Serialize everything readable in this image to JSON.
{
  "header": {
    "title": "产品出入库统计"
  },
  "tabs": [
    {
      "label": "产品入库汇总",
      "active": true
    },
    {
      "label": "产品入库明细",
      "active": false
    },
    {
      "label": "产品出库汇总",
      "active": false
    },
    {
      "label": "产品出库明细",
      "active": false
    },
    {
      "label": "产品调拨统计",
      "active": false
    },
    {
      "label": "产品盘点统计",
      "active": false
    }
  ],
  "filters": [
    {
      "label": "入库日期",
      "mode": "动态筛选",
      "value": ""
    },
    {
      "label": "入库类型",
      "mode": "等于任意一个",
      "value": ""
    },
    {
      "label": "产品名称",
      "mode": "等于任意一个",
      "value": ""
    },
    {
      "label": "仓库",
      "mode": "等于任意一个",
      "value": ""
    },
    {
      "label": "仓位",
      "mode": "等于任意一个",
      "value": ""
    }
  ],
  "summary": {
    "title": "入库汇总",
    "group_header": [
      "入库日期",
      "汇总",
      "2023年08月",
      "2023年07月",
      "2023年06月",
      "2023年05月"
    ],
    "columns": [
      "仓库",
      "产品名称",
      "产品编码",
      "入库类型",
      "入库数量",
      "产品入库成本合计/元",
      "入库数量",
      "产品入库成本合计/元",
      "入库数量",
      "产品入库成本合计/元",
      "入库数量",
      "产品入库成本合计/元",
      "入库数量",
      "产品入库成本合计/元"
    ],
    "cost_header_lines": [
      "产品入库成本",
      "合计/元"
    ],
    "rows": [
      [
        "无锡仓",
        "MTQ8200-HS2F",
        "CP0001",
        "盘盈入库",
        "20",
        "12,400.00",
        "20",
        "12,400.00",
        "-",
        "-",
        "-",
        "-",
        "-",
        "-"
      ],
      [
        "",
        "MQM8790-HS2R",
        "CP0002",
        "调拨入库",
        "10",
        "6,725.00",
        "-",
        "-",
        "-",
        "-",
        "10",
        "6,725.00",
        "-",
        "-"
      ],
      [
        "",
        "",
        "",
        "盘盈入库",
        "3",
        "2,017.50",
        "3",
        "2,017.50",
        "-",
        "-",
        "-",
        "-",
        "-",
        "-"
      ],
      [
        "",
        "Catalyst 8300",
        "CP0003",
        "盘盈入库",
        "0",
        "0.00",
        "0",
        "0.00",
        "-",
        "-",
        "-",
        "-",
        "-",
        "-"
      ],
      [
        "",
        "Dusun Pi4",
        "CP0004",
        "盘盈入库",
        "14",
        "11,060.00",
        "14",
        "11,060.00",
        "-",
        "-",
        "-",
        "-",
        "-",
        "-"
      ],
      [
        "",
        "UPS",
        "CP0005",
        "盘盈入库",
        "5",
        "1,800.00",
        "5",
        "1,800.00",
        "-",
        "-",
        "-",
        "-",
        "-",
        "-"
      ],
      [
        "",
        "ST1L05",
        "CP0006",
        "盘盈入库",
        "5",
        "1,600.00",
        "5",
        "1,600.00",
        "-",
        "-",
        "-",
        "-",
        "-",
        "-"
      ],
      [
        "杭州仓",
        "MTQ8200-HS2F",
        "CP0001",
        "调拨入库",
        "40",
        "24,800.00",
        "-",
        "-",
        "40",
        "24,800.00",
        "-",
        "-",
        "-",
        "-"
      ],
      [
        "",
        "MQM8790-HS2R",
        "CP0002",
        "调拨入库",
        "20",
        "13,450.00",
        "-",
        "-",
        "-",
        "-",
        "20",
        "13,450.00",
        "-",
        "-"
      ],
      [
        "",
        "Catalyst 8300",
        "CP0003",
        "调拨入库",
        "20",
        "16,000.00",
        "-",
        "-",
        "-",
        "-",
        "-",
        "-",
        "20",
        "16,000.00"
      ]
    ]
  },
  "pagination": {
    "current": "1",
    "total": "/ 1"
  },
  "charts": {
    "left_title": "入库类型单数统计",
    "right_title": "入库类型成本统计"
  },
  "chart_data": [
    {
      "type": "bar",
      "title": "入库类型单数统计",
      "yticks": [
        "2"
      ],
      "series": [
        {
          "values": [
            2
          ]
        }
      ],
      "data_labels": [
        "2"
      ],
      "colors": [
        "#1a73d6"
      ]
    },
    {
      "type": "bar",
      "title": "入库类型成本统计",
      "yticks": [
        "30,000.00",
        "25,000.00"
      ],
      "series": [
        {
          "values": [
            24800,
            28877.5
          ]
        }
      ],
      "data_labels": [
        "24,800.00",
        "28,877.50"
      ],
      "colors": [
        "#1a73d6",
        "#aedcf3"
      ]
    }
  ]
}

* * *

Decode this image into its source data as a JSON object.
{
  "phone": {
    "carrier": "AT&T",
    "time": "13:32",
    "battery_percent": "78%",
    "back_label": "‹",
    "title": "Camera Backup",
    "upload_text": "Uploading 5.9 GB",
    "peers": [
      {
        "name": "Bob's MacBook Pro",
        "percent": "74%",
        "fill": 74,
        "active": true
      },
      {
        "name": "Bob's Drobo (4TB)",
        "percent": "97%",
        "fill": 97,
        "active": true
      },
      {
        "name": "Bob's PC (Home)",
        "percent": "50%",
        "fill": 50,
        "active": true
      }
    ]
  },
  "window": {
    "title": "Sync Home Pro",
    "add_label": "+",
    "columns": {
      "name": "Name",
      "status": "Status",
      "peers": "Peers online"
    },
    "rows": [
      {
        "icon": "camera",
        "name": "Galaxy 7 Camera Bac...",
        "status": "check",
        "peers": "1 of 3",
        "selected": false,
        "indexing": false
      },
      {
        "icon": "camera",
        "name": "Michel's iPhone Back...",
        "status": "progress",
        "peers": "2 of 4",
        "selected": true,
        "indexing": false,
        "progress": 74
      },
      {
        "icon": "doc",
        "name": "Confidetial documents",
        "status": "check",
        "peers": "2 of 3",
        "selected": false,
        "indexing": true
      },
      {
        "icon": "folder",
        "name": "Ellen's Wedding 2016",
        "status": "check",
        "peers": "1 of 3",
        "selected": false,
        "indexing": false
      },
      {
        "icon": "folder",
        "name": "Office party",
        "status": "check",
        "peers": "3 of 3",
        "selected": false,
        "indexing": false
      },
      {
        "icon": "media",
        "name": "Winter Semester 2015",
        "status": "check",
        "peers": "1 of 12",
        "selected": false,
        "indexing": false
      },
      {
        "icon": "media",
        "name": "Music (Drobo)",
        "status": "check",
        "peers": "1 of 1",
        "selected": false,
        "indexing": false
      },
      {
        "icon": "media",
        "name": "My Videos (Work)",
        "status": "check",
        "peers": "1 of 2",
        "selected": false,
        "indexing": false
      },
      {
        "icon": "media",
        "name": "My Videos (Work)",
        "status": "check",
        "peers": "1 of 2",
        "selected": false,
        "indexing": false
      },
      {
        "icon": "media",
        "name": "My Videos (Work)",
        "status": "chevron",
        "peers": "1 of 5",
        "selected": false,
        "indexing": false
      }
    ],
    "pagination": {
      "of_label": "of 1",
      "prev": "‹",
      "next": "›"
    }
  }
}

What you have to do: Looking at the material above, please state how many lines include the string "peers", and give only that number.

Solution to the problem: 12